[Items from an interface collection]
___
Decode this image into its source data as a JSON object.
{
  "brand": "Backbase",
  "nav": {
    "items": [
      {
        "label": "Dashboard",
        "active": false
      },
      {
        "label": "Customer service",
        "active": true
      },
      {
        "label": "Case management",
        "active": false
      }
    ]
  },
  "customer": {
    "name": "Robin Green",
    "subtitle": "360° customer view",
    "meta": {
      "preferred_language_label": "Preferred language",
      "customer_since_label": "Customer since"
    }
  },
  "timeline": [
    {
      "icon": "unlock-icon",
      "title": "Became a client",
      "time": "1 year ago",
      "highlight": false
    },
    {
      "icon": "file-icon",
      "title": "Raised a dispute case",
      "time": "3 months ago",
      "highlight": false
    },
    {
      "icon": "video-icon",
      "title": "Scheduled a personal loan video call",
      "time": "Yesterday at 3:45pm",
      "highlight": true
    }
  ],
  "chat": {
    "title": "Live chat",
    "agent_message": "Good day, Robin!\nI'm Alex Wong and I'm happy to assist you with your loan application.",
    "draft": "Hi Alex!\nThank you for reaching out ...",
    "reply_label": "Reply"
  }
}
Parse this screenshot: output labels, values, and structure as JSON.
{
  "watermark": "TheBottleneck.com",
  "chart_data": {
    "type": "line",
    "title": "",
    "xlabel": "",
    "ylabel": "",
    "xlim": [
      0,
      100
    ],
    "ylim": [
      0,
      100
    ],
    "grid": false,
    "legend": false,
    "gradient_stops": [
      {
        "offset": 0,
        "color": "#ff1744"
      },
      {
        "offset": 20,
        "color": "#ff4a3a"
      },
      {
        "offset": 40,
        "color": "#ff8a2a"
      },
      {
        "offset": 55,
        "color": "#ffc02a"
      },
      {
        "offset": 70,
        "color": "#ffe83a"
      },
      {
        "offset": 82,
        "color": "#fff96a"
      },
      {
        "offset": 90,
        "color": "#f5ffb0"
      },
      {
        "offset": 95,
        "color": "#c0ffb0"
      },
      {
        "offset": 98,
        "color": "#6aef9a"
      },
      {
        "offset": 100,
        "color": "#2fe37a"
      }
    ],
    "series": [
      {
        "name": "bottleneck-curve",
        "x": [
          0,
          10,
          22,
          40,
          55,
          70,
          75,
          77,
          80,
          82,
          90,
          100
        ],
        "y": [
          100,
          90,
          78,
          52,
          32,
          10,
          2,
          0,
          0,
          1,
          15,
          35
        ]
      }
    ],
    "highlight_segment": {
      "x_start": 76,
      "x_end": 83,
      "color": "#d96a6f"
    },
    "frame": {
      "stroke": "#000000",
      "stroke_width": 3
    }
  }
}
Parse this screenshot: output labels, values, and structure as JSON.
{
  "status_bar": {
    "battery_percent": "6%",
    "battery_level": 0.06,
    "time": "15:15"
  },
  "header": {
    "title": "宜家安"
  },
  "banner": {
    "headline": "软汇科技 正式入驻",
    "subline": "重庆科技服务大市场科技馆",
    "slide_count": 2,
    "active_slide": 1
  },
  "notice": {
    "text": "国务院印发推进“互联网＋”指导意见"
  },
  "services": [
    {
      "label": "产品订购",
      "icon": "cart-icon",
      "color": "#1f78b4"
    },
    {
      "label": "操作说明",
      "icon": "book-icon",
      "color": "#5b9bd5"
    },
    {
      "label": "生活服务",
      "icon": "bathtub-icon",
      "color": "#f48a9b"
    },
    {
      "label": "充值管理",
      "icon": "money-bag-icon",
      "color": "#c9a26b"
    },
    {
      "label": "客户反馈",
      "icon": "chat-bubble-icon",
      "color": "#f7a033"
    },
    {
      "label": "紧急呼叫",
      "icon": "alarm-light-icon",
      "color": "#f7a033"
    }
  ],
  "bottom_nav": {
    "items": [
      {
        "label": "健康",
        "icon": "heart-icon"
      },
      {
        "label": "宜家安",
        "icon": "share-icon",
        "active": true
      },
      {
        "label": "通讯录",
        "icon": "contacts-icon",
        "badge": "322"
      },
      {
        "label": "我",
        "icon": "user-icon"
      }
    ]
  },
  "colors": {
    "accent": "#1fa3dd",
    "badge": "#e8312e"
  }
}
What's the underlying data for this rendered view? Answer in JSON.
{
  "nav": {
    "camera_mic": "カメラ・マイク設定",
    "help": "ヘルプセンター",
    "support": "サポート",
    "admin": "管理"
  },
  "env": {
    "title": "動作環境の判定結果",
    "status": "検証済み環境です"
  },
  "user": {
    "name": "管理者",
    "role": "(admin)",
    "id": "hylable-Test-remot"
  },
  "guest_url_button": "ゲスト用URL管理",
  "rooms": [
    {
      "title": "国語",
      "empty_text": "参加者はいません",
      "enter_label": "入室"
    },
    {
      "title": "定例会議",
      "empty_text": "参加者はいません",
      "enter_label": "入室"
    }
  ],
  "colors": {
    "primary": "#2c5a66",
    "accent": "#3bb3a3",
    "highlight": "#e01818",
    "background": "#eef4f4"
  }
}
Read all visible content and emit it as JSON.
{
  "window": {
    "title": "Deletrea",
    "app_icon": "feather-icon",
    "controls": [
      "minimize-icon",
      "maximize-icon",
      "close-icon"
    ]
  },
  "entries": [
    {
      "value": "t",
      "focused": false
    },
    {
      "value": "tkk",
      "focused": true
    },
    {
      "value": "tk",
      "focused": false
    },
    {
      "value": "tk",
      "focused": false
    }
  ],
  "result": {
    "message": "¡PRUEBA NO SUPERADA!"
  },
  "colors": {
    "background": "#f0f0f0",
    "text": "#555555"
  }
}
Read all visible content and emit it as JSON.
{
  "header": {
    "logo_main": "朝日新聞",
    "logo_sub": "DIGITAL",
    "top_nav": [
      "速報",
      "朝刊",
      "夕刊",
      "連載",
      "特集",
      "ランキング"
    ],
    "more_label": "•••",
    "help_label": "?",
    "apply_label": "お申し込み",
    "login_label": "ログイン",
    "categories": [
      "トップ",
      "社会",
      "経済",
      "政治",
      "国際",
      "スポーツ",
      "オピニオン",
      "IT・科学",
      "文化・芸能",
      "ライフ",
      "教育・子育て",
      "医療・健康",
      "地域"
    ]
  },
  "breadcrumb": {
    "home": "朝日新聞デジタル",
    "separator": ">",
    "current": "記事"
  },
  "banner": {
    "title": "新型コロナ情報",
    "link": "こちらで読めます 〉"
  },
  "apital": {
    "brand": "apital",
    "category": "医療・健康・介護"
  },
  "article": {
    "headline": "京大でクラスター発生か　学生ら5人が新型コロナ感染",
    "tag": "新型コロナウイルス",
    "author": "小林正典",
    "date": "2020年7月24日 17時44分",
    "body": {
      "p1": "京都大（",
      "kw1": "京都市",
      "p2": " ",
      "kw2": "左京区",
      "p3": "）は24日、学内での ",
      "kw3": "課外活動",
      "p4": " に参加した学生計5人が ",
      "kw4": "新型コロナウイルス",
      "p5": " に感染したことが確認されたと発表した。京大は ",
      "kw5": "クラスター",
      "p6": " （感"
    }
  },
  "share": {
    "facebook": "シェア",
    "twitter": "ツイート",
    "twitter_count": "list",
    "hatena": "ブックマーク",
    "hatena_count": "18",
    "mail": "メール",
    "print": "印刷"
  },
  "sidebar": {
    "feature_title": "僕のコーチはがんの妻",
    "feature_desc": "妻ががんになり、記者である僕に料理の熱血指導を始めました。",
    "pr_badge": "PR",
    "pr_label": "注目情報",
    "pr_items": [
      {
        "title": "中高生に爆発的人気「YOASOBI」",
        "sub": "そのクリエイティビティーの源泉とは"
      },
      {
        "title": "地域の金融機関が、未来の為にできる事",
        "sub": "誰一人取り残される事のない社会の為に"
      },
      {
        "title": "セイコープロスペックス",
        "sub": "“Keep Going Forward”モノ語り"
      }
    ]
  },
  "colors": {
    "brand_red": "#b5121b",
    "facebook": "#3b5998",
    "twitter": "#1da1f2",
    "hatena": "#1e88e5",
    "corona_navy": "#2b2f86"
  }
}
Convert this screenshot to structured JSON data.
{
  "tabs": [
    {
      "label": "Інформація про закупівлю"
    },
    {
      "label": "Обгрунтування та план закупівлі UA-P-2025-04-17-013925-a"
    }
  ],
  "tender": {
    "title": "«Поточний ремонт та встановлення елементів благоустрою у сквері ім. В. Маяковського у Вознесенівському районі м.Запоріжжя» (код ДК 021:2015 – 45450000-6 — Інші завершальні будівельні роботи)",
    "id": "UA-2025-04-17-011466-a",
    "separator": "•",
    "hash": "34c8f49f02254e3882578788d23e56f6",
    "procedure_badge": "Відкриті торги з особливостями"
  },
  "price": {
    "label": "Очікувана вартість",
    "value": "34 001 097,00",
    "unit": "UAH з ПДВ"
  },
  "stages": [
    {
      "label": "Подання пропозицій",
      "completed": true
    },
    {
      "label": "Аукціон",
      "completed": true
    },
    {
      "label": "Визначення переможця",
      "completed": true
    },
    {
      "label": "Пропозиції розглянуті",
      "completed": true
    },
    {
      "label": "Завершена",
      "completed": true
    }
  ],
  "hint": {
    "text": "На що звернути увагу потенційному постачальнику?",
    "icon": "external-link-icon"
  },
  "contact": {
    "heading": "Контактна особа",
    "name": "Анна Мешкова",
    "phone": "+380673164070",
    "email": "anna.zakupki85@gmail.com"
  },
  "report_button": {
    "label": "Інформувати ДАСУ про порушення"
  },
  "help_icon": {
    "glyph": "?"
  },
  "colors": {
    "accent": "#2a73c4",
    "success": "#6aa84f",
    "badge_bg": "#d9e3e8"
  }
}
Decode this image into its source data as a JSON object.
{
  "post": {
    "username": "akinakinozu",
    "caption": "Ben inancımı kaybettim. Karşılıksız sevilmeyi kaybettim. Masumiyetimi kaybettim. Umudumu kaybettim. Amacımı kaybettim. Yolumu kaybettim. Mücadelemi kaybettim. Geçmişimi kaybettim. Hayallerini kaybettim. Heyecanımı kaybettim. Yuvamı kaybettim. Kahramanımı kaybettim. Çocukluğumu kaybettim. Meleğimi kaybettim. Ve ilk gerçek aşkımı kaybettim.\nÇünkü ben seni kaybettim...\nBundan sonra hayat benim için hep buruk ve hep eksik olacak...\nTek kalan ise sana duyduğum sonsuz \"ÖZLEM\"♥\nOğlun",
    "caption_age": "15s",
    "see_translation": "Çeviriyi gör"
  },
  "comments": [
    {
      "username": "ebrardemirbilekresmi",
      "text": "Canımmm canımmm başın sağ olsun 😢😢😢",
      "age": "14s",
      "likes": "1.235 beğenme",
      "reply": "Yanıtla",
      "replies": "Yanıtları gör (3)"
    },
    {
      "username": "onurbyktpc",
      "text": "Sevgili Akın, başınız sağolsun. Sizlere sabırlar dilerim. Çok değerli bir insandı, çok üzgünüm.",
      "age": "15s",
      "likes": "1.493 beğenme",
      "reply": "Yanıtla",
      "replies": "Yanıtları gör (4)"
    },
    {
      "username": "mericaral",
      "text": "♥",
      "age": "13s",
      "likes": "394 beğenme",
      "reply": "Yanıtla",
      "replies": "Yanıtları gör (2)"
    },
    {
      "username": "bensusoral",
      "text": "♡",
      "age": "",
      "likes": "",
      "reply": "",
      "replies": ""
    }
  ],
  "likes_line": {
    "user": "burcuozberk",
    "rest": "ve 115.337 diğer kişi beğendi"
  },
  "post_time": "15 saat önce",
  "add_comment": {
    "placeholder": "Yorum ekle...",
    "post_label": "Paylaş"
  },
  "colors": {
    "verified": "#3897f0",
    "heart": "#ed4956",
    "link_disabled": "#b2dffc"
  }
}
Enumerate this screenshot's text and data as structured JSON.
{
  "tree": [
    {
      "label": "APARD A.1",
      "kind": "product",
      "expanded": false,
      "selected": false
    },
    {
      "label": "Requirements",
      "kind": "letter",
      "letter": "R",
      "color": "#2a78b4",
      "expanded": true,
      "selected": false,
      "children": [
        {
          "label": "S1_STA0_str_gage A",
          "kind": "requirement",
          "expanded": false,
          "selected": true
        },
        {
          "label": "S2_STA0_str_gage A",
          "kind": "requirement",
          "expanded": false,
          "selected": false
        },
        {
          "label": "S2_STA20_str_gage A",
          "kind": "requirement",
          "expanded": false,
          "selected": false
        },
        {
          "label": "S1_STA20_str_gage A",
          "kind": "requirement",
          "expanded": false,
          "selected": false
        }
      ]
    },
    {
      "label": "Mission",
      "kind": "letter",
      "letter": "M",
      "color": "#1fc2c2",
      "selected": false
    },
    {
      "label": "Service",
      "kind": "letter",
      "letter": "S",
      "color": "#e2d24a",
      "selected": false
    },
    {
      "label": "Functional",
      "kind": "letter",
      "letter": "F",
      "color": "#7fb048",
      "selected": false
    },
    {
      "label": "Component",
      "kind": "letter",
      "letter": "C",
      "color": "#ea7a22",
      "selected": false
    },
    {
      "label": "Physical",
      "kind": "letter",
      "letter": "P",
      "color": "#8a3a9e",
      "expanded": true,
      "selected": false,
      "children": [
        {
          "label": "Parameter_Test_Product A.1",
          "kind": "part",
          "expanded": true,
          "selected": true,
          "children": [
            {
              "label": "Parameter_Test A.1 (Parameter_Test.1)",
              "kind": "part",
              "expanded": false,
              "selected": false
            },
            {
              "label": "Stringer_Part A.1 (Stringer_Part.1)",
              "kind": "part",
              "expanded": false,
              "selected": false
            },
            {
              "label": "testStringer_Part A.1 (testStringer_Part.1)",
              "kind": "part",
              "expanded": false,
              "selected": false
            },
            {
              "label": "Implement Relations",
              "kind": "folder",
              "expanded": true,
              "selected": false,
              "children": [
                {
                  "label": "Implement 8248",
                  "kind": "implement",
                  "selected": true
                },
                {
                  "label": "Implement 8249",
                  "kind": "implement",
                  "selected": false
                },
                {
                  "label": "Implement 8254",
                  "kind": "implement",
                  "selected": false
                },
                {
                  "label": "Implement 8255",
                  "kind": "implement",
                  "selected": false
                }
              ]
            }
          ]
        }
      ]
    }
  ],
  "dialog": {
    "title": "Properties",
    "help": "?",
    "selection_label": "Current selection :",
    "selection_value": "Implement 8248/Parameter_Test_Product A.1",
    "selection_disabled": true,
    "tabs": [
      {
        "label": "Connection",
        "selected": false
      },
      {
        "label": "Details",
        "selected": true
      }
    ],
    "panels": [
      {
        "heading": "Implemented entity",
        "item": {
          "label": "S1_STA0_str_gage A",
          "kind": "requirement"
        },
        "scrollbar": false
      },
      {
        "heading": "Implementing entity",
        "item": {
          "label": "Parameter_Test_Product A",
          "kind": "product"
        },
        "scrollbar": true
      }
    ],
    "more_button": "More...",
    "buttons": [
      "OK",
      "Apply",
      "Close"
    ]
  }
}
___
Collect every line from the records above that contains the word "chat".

*ANSWER BELOW*:
  "chat": {
    "title": "Live chat",
      "icon": "chat-bubble-icon",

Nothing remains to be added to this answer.